The trip from the border was uneventful, but along the way, we passed several bombed out and deserted villages, as well as deserted blockposts and trenches. After passing through the military checkpoint at the Donetsk city limits, the bus made a stop so people could exchange rubles for grivnas with a guy standing on the street who had a briefcase full of money and two friends with Kalashnikovs. No banks in the DPR, but essential services like money exchange are still provided one way or another. As the sun was setting, we arrived at the bus station. Less than 5 minutes after I got off the bus, I heard artillery firing and impacting just a few kilometers away. It was heavy artillery, and plenty of it, but everyone at the bus station just went about their business as normal, so I did the same. I caught a cab at only double the normal rate, to the Red Cat hostel, where I met for the first time Christian Malaparte, a writer who had been living and working in Donetsk since May. We had corresponded on Facebook prior to my arrival, and I was very, very glad to meet someone who spoke English and some Russian, and was willing to help. So, that’s how I got to Donetsk, and getting here was the easy part.

Tuesday, October 13, 2015

Investigating MH17

video on channelsource

Monday, October 12, 2015

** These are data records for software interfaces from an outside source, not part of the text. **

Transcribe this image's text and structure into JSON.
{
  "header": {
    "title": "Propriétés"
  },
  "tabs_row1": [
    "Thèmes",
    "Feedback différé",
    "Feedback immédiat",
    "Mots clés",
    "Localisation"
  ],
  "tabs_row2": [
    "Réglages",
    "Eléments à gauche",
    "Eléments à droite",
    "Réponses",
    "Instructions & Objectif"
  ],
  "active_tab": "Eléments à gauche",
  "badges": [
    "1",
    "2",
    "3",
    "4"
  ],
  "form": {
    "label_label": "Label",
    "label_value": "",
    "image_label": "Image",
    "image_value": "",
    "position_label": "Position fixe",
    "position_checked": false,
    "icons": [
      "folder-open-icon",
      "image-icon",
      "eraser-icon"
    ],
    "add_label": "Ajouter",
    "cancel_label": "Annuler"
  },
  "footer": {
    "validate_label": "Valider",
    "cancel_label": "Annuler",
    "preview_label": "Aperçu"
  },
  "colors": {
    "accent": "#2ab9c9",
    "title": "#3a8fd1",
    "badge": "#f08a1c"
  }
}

La vida continúa in Texac’s new home, Novorossiya

I just got the following message from a Facebook friend:
"You should probably take any money you have and come home. You do not want to be there when the border closes and the Junta takes control of Donetsk. They will hurt you. I am totally convinced this is going to happen and I am worried about you."

I am not worried, and I am not leaving. I do not at all believe that the Russians will close the border, nor do I at all believe even the entire Ukrainian Army can defeat us, and even if I did, I would stay and die here, fighting, before I would leave my friends and my new country. Thanks for your concern, but I live in a new country now, and Donbass is my new home. I AM home. If I return to the USA, I will be driving a T-90 tank when I do... :)

This is a picture of me and my little brother, Carter, playing guitars 30 years ago. He died last night in Texas. Before last night, we were a long distance apart. Now, he is with my Mom, and they are with me always.

This one’s for my brother, Charles Carter Bentley...

Wednesday, October 7, 2015

Texas in a Soldiers' Hospital

video on channelsource 1source 2

Sunday, October 4, 2015